Senator Yaw Talks 2021-22 State Budget, COVID-19 and Relief for Small Businesses During GSVCC Event

HARRISBURG – State Sen. Gene Yaw (R-23) on Friday was the featured speaker for a virtual legislative update with the Greater Susquehanna Valley Chamber of Commerce (GSVCC).

The event, titled “Rise & Shine: It’s Budget Time” is part of a series of early morning briefings hosted virtually by the GSVCC Transportation and Governmental Affairs Committees.
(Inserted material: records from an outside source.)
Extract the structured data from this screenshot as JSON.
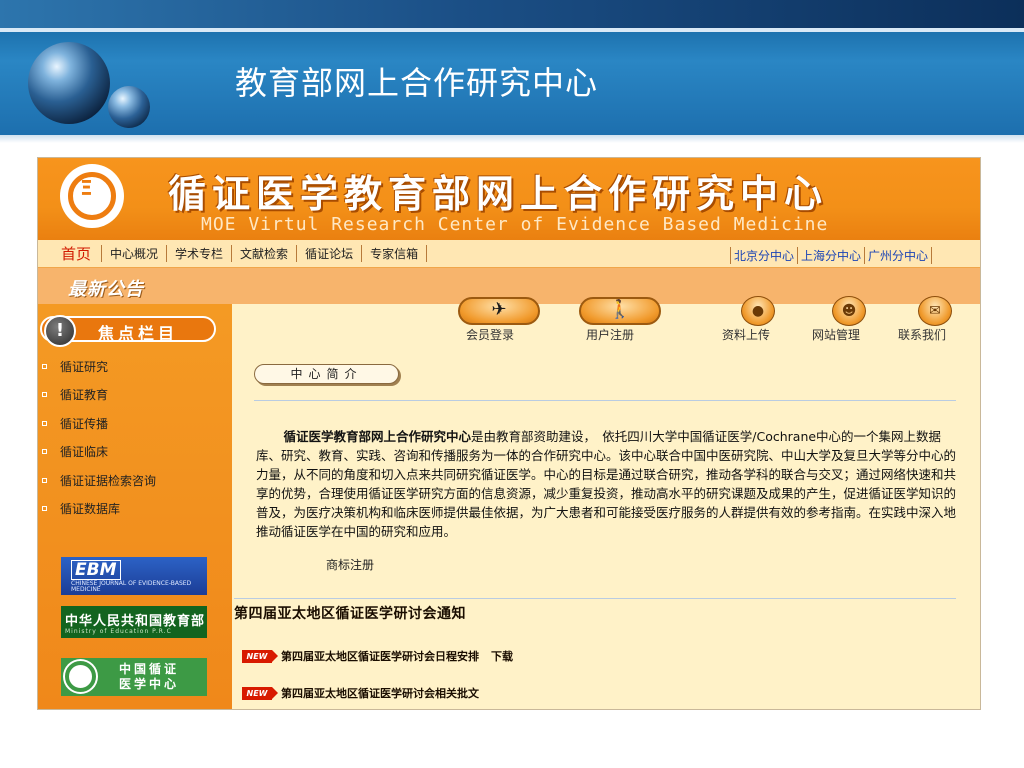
{
  "slide": {
    "title": "教育部网上合作研究中心"
  },
  "site": {
    "title_cn": "循证医学教育部网上合作研究中心",
    "title_en": "MOE Virtul Research Center of Evidence Based Medicine",
    "nav": {
      "home": "首页",
      "items": [
        "中心概况",
        "学术专栏",
        "文献检索",
        "循证论坛",
        "专家信箱"
      ],
      "branches": [
        "北京分中心",
        "上海分中心",
        "广州分中心"
      ]
    },
    "news_label": "最新公告",
    "sidebar": {
      "focus_title": "焦点栏目",
      "focus_icon_glyph": "!",
      "items": [
        "循证研究",
        "循证教育",
        "循证传播",
        "循证临床",
        "循证证据检索咨询",
        "循证数据库"
      ],
      "logos": {
        "ebm_title": "EBM",
        "ebm_subtitle": "CHINESE JOURNAL OF EVIDENCE-BASED MEDICINE",
        "moe_cn": "中华人民共和国教育部",
        "moe_en": "Ministry of Education P.R.C",
        "cebm": "中国循证医学中心"
      }
    },
    "actions": {
      "login": {
        "label": "会员登录",
        "glyph": "✈"
      },
      "register": {
        "label": "用户注册",
        "glyph": "🚶"
      },
      "upload": {
        "label": "资料上传",
        "glyph": "●"
      },
      "admin": {
        "label": "网站管理",
        "glyph": "☻"
      },
      "contact": {
        "label": "联系我们",
        "glyph": "✉"
      }
    },
    "intro_tab": "中心简介",
    "intro": {
      "bold": "循证医学教育部网上合作研究中心",
      "body": "是由教育部资助建设，　依托四川大学中国循证医学/Cochrane中心的一个集网上数据库、研究、教育、实践、咨询和传播服务为一体的合作研究中心。该中心联合中国中医研究院、中山大学及复旦大学等分中心的力量，从不同的角度和切入点来共同研究循证医学。中心的目标是通过联合研究，推动各学科的联合与交叉；通过网络快速和共享的优势，合理使用循证医学研究方面的信息资源，减少重复投资，推动高水平的研究课题及成果的产生，促进循证医学知识的普及，为医疗决策机构和临床医师提供最佳依据，为广大患者和可能接受医疗服务的人群提供有效的参考指南。在实践中深入地推动循证医学在中国的研究和应用。"
    },
    "trademark": "商标注册",
    "conference_title": "第四届亚太地区循证医学研讨会通知",
    "new_badge": "NEW",
    "news": [
      {
        "text": "第四届亚太地区循证医学研讨会日程安排",
        "extra": "下载"
      },
      {
        "text": "第四届亚太地区循证医学研讨会相关批文",
        "extra": ""
      }
    ]
  }
}
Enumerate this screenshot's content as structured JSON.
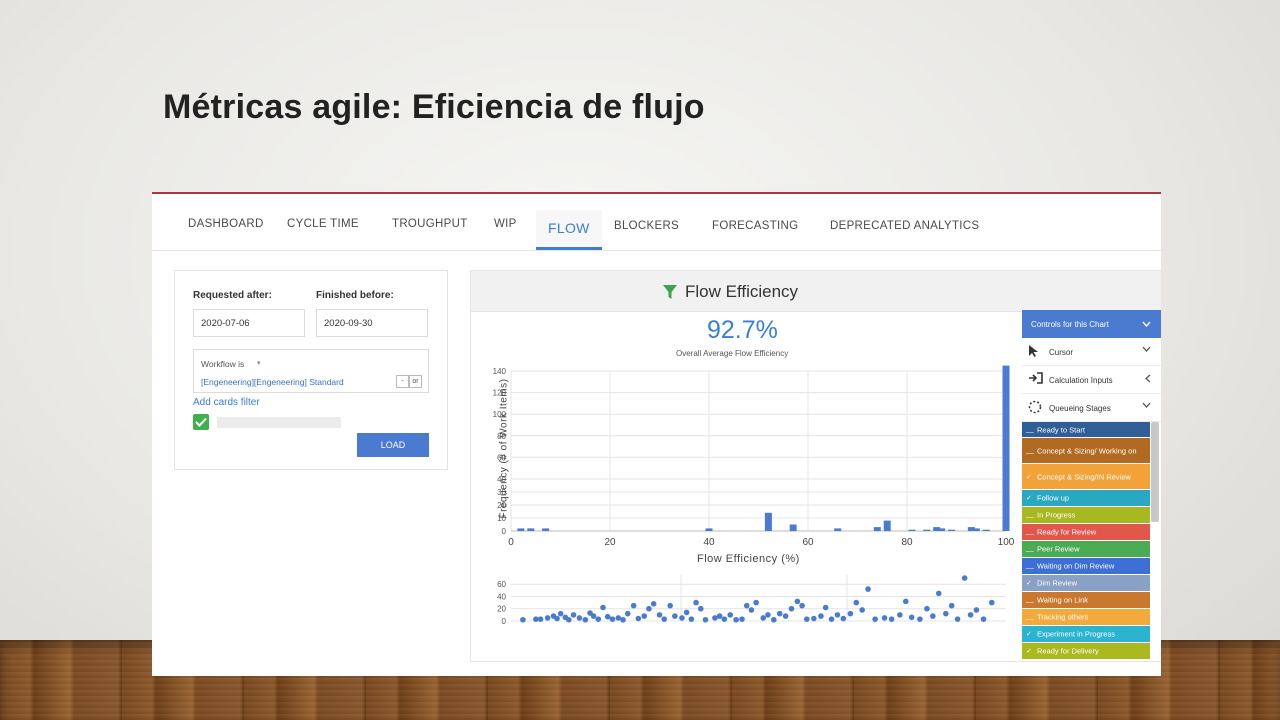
{
  "slide": {
    "title": "Métricas agile: Eficiencia de flujo"
  },
  "tabs": [
    {
      "label": "DASHBOARD"
    },
    {
      "label": "CYCLE TIME"
    },
    {
      "label": "TROUGHPUT"
    },
    {
      "label": "WIP"
    },
    {
      "label": "FLOW"
    },
    {
      "label": "BLOCKERS"
    },
    {
      "label": "FORECASTING"
    },
    {
      "label": "DEPRECATED ANALYTICS"
    }
  ],
  "active_tab": "FLOW",
  "filters": {
    "requested_after_label": "Requested after:",
    "requested_after_value": "2020-07-06",
    "finished_before_label": "Finished before:",
    "finished_before_value": "2020-09-30",
    "workflow_label": "Workflow is",
    "workflow_value": "[Engeneering][Engeneering] Standard",
    "add_filter_label": "Add cards filter",
    "load_label": "LOAD",
    "checkbox_checked": true
  },
  "chart_panel": {
    "title": "Flow Efficiency",
    "metric_value": "92.7%",
    "metric_label": "Overall Average Flow Efficiency"
  },
  "chart_data": [
    {
      "type": "bar",
      "xlabel": "Flow Efficiency (%)",
      "ylabel": "Frequency (# of Work Items)",
      "xlim": [
        0,
        100
      ],
      "ylim": [
        0,
        140
      ],
      "x_ticks": [
        0,
        20,
        40,
        60,
        80,
        100
      ],
      "y_ticks": [
        0,
        10,
        20,
        30,
        40,
        60,
        80,
        100,
        120,
        140
      ],
      "x": [
        2,
        4,
        7,
        40,
        52,
        57,
        66,
        74,
        76,
        81,
        84,
        86,
        87,
        89,
        93,
        94,
        96,
        100
      ],
      "values": [
        2,
        2,
        2,
        2,
        14,
        5,
        2,
        3,
        8,
        1,
        1,
        3,
        2,
        1,
        3,
        2,
        1,
        145
      ],
      "color": "#4a7bd0",
      "grid": true
    },
    {
      "type": "scatter",
      "y_ticks": [
        0,
        20,
        40,
        60
      ],
      "ylim": [
        0,
        75
      ],
      "points": [
        [
          0.5,
          2
        ],
        [
          1.6,
          3
        ],
        [
          2.0,
          3
        ],
        [
          2.6,
          5
        ],
        [
          3.1,
          8
        ],
        [
          3.4,
          4
        ],
        [
          3.7,
          12
        ],
        [
          4.1,
          6
        ],
        [
          4.4,
          2
        ],
        [
          4.8,
          10
        ],
        [
          5.3,
          5
        ],
        [
          5.8,
          2
        ],
        [
          6.2,
          13
        ],
        [
          6.5,
          8
        ],
        [
          6.9,
          3
        ],
        [
          7.3,
          22
        ],
        [
          7.7,
          7
        ],
        [
          8.1,
          3
        ],
        [
          8.6,
          5
        ],
        [
          9.0,
          2
        ],
        [
          9.4,
          12
        ],
        [
          9.9,
          25
        ],
        [
          10.3,
          4
        ],
        [
          10.8,
          8
        ],
        [
          11.2,
          20
        ],
        [
          11.6,
          28
        ],
        [
          12.1,
          10
        ],
        [
          12.5,
          3
        ],
        [
          13.0,
          25
        ],
        [
          13.4,
          8
        ],
        [
          14.0,
          5
        ],
        [
          14.4,
          14
        ],
        [
          14.8,
          3
        ],
        [
          15.2,
          30
        ],
        [
          15.6,
          20
        ],
        [
          16.0,
          2
        ],
        [
          16.8,
          5
        ],
        [
          17.2,
          8
        ],
        [
          17.6,
          3
        ],
        [
          18.1,
          10
        ],
        [
          18.6,
          2
        ],
        [
          19.1,
          3
        ],
        [
          19.5,
          25
        ],
        [
          19.9,
          18
        ],
        [
          20.3,
          30
        ],
        [
          20.9,
          5
        ],
        [
          21.3,
          10
        ],
        [
          21.8,
          2
        ],
        [
          22.3,
          12
        ],
        [
          22.8,
          8
        ],
        [
          23.3,
          20
        ],
        [
          23.8,
          32
        ],
        [
          24.2,
          25
        ],
        [
          24.6,
          3
        ],
        [
          25.2,
          4
        ],
        [
          25.8,
          8
        ],
        [
          26.2,
          22
        ],
        [
          26.7,
          3
        ],
        [
          27.2,
          10
        ],
        [
          27.7,
          4
        ],
        [
          28.3,
          12
        ],
        [
          28.8,
          30
        ],
        [
          29.3,
          18
        ],
        [
          29.8,
          52
        ],
        [
          30.4,
          3
        ],
        [
          31.2,
          5
        ],
        [
          31.8,
          3
        ],
        [
          32.5,
          10
        ],
        [
          33.0,
          32
        ],
        [
          33.5,
          6
        ],
        [
          34.2,
          3
        ],
        [
          34.8,
          20
        ],
        [
          35.3,
          8
        ],
        [
          35.8,
          45
        ],
        [
          36.4,
          12
        ],
        [
          36.9,
          25
        ],
        [
          37.4,
          3
        ],
        [
          38.0,
          70
        ],
        [
          38.5,
          10
        ],
        [
          39.0,
          18
        ],
        [
          39.6,
          3
        ],
        [
          40.3,
          30
        ]
      ],
      "color": "#4a7bd0",
      "grid": true
    }
  ],
  "controls": {
    "header": "Controls for this Chart",
    "items": [
      {
        "label": "Cursor",
        "icon": "cursor-icon"
      },
      {
        "label": "Calculation Inputs",
        "icon": "sign-in-icon"
      },
      {
        "label": "Queueing Stages",
        "icon": "dotted-circle-icon"
      }
    ],
    "stages": [
      {
        "label": "Ready to Start",
        "color": "#2f5f96",
        "mark": "__"
      },
      {
        "label": "Concept & Sizing/ Working on",
        "color": "#b26a22",
        "mark": "__"
      },
      {
        "label": "Concept & Sizing/IN Review",
        "color": "#f1a33a",
        "mark": "✓"
      },
      {
        "label": "Follow up",
        "color": "#2aa7c1",
        "mark": "✓"
      },
      {
        "label": "In Progress",
        "color": "#a7b820",
        "mark": "__"
      },
      {
        "label": "Ready for Review",
        "color": "#e2574c",
        "mark": "__"
      },
      {
        "label": "Peer Review",
        "color": "#4bab55",
        "mark": "__"
      },
      {
        "label": "Waiting on Dim Review",
        "color": "#3d6fd4",
        "mark": "__"
      },
      {
        "label": "Dim Review",
        "color": "#8aa1c6",
        "mark": "✓"
      },
      {
        "label": "Waiting on Link",
        "color": "#c9782e",
        "mark": "__"
      },
      {
        "label": "Tracking others",
        "color": "#f2aa3c",
        "mark": "__"
      },
      {
        "label": "Experiment in Progress",
        "color": "#2bb3d0",
        "mark": "✓"
      },
      {
        "label": "Ready for Delivery",
        "color": "#a9b91e",
        "mark": "✓"
      }
    ]
  }
}
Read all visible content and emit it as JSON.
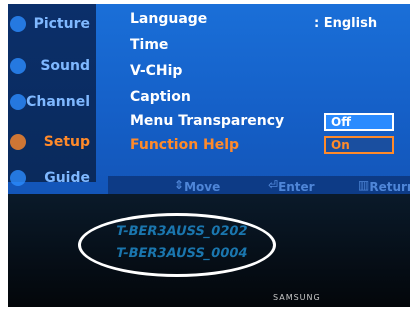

Registration was free and open to the general public.

During the discussion, Senator Yaw discussed a number of important matters including deliberations surrounding the 2021-22 state budget, as well as important workforce-related information provided by the Center for Rural Pennsylvania and the impact of COVID-19 on rural communities.

“It is absolutely mind-boggling that Governor Wolf is proposing a massive increase of more than $3 billion that comes directly out of Pennsylvanians’ paychecks at a time when many families and small employers are struggling just to get by,” Sen. Yaw said.   “The Personal Income Tax hike would increase the amount of state tax paid out of many Pennsylvanians’ paychecks by a staggering 46 percent.  If you check your pay stub and find the line for state taxes, and you want to pay 46 percent more, then Governor Wolf’s plan is for you.  The entire approach of this budget shows how out of touch the governor is with main street and blue-collar workers.”

Highlighting statistics from the Center for Rural Pennsylvania (CRP), Yaw noted that, from a health perspective, the pandemic has been worse in the Central Susquehanna Valley than statewide.  “Since the beginning of the pandemic in early March 2020, the region has seen 16,955 cases of COVID-19, or 8,723 per 100,000 residents.  The statewide rate is 6,876 per 100,000 residents.”

A few other statistics identified by the CRP were:

  • Region’s rates have been increasing:  The number of cases in the region began to climb rapidly after Thanksgiving.  Between December 1 and February 16 there were, on average, 159 new cases per day.
  • Region has a higher death rate: Since the Pandemic begin, there have been 513 deaths in the Central Susquehanna Valley, or 264 per 100,000.  The Statewide rate is 178 per 100,000 residents.
  • Region has a higher vaccination rate:  As of February 10, more than 18,900 Central Susquehanna Valley residents have received their first vaccination, or 9,726 vaccinations per 100,000 residents.  The statewide rate, excluding Philadelphia, is 6,255 per 100,000 residents.

During the discussion, Yaw also noted state and federal assistance to counties in the Central Susquehanna Valley.

“In the first draw of the Payroll Protection Program (PPP), 1,857 organizations (business and nonprofit) in the Central Susquehanna Valley received assistance.  This assistance totaled $242.9 million, or $130,832 per establishment.”

A few other statistics identified by the CRP were:

  • As of January 31, 2021, 423 organizations in Central Susquehanna Valley have enrolled in the second draw of the PPP. These organizations have received $36.8 million or $86,937 per organization.  The second draw of the PPP have ensured a steady paycheck for 423 workers in the region.

CARES Act Funding

  • County Commissioners in each of the Central Susquehanna Valley counties received a total of $18.0 million in COVID-19 County Relief Block Grant, or $90 per person.
  • Each of the four counties in the Central Susquehanna Valley assigned a portion of their Relief Block Grant to fund broadband expansion.  The total amount assigned was $2.9 million.

COVID-19 Relief Small Business Assistance

  • As of December 31, 2020, 72 small businesses in the Central Susquehanna Valley received a total of $1.2 million in relief assistance, or $16,875 per business.

Household Stimulus Check

  • Combining the first and second federal stimulus checks, it is estimated that the residents of the Central Susquehanna Valley received $133.5 million.

All total, it is estimated that the Central Susquehanna Valley has received $448.1 million in some form of COVID relief payment according to information provided by the CRP.

Yaw serves as Chairman of the Board of Directors for the Center for Rural Pennsylvania, a bipartisan, bicameral legislative research agency of the Legislature.

For more state-related news and information visit Senator Yaw’s website at or on Facebook and Twitter @SenatorGeneYaw.


Nick Troutman

(717) 787-3280

Back to Top